John Key tight lipped on Israeli spy claim - what really happened?
The Prime Minister's refusing to be drawn into any detailed comment on whether there's been a security breach by Mossad agents in New Zealand.
The Security Intelligence Service has been reported as having suspicions about the activities of a group of Israelis during the quake aftermath.
Among the suspicious activities reported include the discovery of five passports on an Israeli earthquake victim, his comrades fleeing the country the same day of the event, and a confrontation between armed New Zealand police and an unaccredited Israeli search and rescue team.
John Key, who's in San Francisco, has confirmed the Israeli Prime Minister rang him four times on the day of the quake and also confirmed three Israelis who escaped from a van buried in the rubble left the country within 12 hours.
But Mr Key wouldn't be drawn into commenting about one of the Israelis who died in the quake having five passports or the possibility of Mossad agents working in New Zealand again, saying that's not in the public interest.
"If I thought it was in the national interest to discuss those matters, I would," he says. "In the case of the previous Government where there was misuse of New Zealand passports, that was deemed to be in the national interest."
When Mossad agents were caught in 2004, Helen Clark reacted angrily - eventually cutting off diplomatic ties with Israel that have only recently been restored.
Mr Key also says he's had no advice or reason to believe that the police intelligence systems have been intercepted or there's been any untoward behaviour in regards to the police systems.
Newstalk ZB sources have confirmed that the SAS was deployed to the red zone and issued live rounds in connection with a "possible threat".
That's thought to be the presence of an unaccredited Israeli rescue squad.
Southland Times Editor Fred Tulett, the journalist behind the story of Israeli spies, is unshakable in his conviction his facts are accurate.
He says the initial information given to him was checked with other sources, including an intelligence agency source.

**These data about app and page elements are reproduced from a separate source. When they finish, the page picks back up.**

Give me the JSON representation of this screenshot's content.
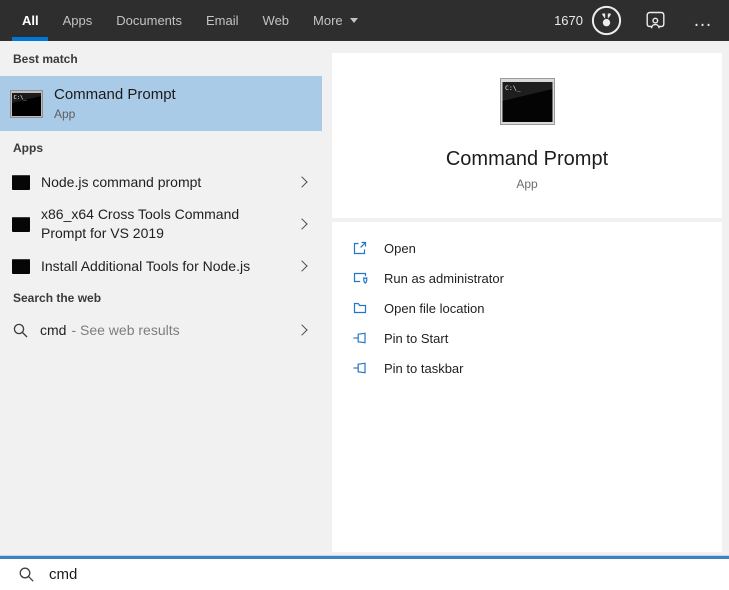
{
  "topbar": {
    "tabs": [
      {
        "label": "All",
        "selected": true
      },
      {
        "label": "Apps"
      },
      {
        "label": "Documents"
      },
      {
        "label": "Email"
      },
      {
        "label": "Web"
      }
    ],
    "more_label": "More",
    "rewards_points": "1670",
    "ellipsis": "…"
  },
  "left_panel": {
    "best_match": {
      "header": "Best match",
      "item": {
        "title": "Command Prompt",
        "subtitle": "App"
      }
    },
    "apps": {
      "header": "Apps",
      "items": [
        {
          "label": "Node.js command prompt"
        },
        {
          "label": "x86_x64 Cross Tools Command Prompt for VS 2019"
        },
        {
          "label": "Install Additional Tools for Node.js"
        }
      ]
    },
    "web": {
      "header": "Search the web",
      "item": {
        "query": "cmd",
        "suffix": "- See web results"
      }
    }
  },
  "preview": {
    "title": "Command Prompt",
    "subtitle": "App",
    "actions": [
      {
        "label": "Open"
      },
      {
        "label": "Run as administrator"
      },
      {
        "label": "Open file location"
      },
      {
        "label": "Pin to Start"
      },
      {
        "label": "Pin to taskbar"
      }
    ]
  },
  "search_bar": {
    "value": "cmd"
  },
  "icons": {
    "rewards-medal-icon": "circled medal badge",
    "feedback-person-icon": "person in frame",
    "more-options-icon": "ellipsis dots",
    "cmd-terminal-icon": "black terminal window",
    "chevron-right-icon": "right angle chevron",
    "search-icon": "magnifier",
    "open-icon": "window with launch arrow",
    "run-as-admin-icon": "window with shield",
    "open-file-location-icon": "folder outline",
    "pin-icon": "pushpin flag",
    "dropdown-arrow-icon": "filled down triangle"
  },
  "colors": {
    "accent_blue": "#0078d7",
    "topbar_bg": "#2e2e2e",
    "best_match_highlight": "#a9cbe8",
    "panel_bg": "#f1f1f1",
    "card_bg": "#ffffff",
    "action_icon_blue": "#2476c8"
  }
}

Mr Tulett also put the allegations to Israeli Ambassador Shemi Tzur.
"He said he was angry and upset at the suggestions that these were Israeli spies or that any of them were Israeli spies, and that's not surprising of course," he told Newstalk ZB.
He says there were too many unusual things going on.

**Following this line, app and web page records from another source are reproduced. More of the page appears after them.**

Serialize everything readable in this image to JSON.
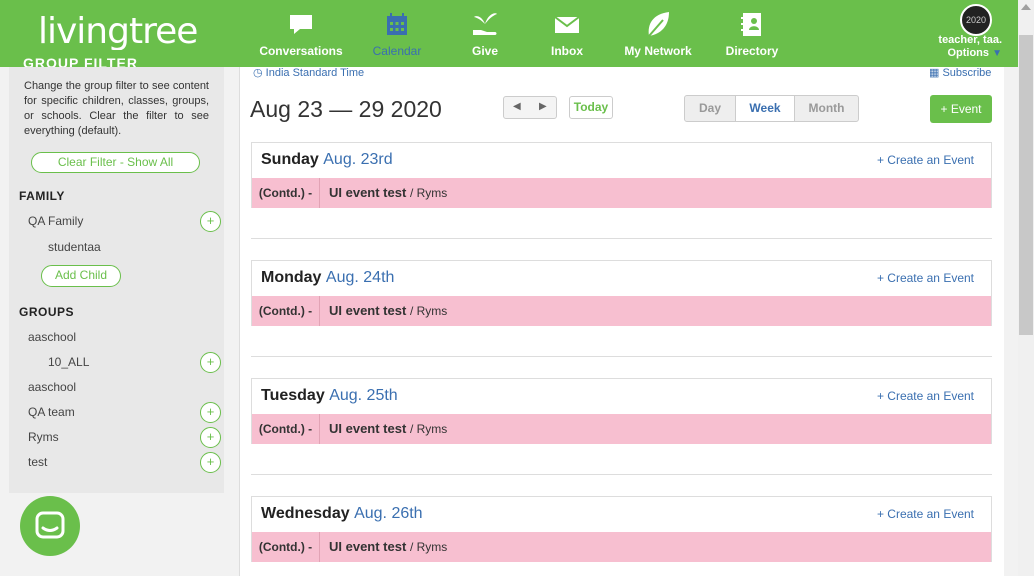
{
  "brand": {
    "logo_text": "livingtree"
  },
  "nav": [
    {
      "label": "Conversations",
      "icon": "chat-bubble-icon"
    },
    {
      "label": "Calendar",
      "icon": "calendar-icon",
      "active": true
    },
    {
      "label": "Give",
      "icon": "hand-plant-icon"
    },
    {
      "label": "Inbox",
      "icon": "envelope-icon"
    },
    {
      "label": "My Network",
      "icon": "leaf-icon"
    },
    {
      "label": "Directory",
      "icon": "directory-icon"
    }
  ],
  "profile": {
    "avatar_text": "2020",
    "name": "teacher, taa.",
    "options_label": "Options"
  },
  "sidebar": {
    "header": "GROUP FILTER",
    "description": "Change the group filter to see content for specific children, classes, groups, or schools. Clear the filter to see everything (default).",
    "clear_filter_label": "Clear Filter - Show All",
    "family_heading": "FAMILY",
    "family_items": [
      {
        "label": "QA Family"
      },
      {
        "label": "studentaa"
      }
    ],
    "add_child_label": "Add Child",
    "groups_heading": "GROUPS",
    "group_items": [
      {
        "label": "aaschool"
      },
      {
        "label": "10_ALL"
      },
      {
        "label": "aaschool"
      },
      {
        "label": "QA team"
      },
      {
        "label": "Ryms"
      },
      {
        "label": "test"
      }
    ],
    "plus_symbol": "+"
  },
  "calendar": {
    "timezone": "India Standard Time",
    "subscribe_label": "Subscribe",
    "range_title": "Aug 23 — 29 2020",
    "prev_symbol": "◀",
    "next_symbol": "▶",
    "today_label": "Today",
    "views": [
      "Day",
      "Week",
      "Month"
    ],
    "active_view": "Week",
    "add_event_label": "+ Event",
    "create_label": "+ Create an Event",
    "days": [
      {
        "weekday": "Sunday",
        "date": "Aug. 23rd",
        "event": {
          "contd": "(Contd.) -",
          "title": "UI event test",
          "group": "/ Ryms"
        }
      },
      {
        "weekday": "Monday",
        "date": "Aug. 24th",
        "event": {
          "contd": "(Contd.) -",
          "title": "UI event test",
          "group": "/ Ryms"
        }
      },
      {
        "weekday": "Tuesday",
        "date": "Aug. 25th",
        "event": {
          "contd": "(Contd.) -",
          "title": "UI event test",
          "group": "/ Ryms"
        }
      },
      {
        "weekday": "Wednesday",
        "date": "Aug. 26th",
        "event": {
          "contd": "(Contd.) -",
          "title": "UI event test",
          "group": "/ Ryms"
        }
      }
    ]
  },
  "colors": {
    "brand_green": "#6abf4b",
    "link_blue": "#3a6fb0",
    "event_pink": "#f7bfd0"
  }
}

Meanwhile security expert Paul Buchanan believes the police and SIS have reason to be concerned about reports of possible Israeli spies in Christchurch during the February earthquake.
"One has to wonder what was going on," he told Newstalk ZB's Susan Wood. "To have known the fact that the survivors left the country immediately and there were high powered Israeli overtures to the New Zealand Government to bring in a search and rescue team, and as it turns out an unauthorised search and rescue team was sent here and actually detained by the police when they were in the red zone."
Paul Buchanan says given the young age of the suspects - in their early 20s - it's highly likely they were involved in identity theft
Acknowledgements: Juliette Sivertsen, Barry Soper and Newstalk ZB Staff